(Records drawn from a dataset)
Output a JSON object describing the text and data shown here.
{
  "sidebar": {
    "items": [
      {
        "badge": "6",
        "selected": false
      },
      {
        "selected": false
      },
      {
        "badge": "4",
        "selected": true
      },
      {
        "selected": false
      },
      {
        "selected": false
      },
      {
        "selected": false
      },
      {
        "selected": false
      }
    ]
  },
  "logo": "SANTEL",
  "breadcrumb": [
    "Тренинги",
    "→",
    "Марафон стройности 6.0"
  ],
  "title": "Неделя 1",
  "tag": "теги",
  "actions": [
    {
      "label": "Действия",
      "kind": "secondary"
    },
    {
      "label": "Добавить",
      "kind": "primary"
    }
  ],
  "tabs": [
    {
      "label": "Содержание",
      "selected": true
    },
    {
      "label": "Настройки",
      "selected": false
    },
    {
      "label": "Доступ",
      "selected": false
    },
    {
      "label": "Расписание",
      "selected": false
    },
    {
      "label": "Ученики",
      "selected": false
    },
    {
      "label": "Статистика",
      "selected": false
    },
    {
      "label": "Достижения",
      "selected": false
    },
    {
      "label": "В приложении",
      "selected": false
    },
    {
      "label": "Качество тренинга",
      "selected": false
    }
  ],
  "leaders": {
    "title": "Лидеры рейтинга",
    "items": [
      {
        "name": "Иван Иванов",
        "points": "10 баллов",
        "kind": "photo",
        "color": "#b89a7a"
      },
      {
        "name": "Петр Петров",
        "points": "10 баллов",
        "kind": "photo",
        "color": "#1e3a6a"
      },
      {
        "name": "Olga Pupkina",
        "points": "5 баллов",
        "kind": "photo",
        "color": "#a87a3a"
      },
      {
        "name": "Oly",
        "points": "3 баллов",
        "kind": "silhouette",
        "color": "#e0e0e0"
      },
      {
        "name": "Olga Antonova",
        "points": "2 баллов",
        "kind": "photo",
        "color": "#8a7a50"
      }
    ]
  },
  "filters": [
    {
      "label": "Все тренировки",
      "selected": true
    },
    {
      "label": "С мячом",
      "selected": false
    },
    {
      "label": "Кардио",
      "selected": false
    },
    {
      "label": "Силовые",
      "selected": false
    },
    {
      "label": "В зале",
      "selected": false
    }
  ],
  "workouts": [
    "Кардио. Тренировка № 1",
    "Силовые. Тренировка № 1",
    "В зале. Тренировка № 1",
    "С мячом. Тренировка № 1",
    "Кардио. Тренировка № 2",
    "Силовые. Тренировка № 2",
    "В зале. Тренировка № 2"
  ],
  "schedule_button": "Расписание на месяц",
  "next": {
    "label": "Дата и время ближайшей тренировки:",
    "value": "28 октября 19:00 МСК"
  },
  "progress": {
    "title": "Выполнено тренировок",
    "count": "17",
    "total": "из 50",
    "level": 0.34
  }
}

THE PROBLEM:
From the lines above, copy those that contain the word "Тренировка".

ANSWER FOR THE TASK:
    "Кардио. Тренировка № 1",
    "Силовые. Тренировка № 1",
    "В зале. Тренировка № 1",
    "С мячом. Тренировка № 1",
    "Кардио. Тренировка № 2",
    "Силовые. Тренировка № 2",
    "В зале. Тренировка № 2"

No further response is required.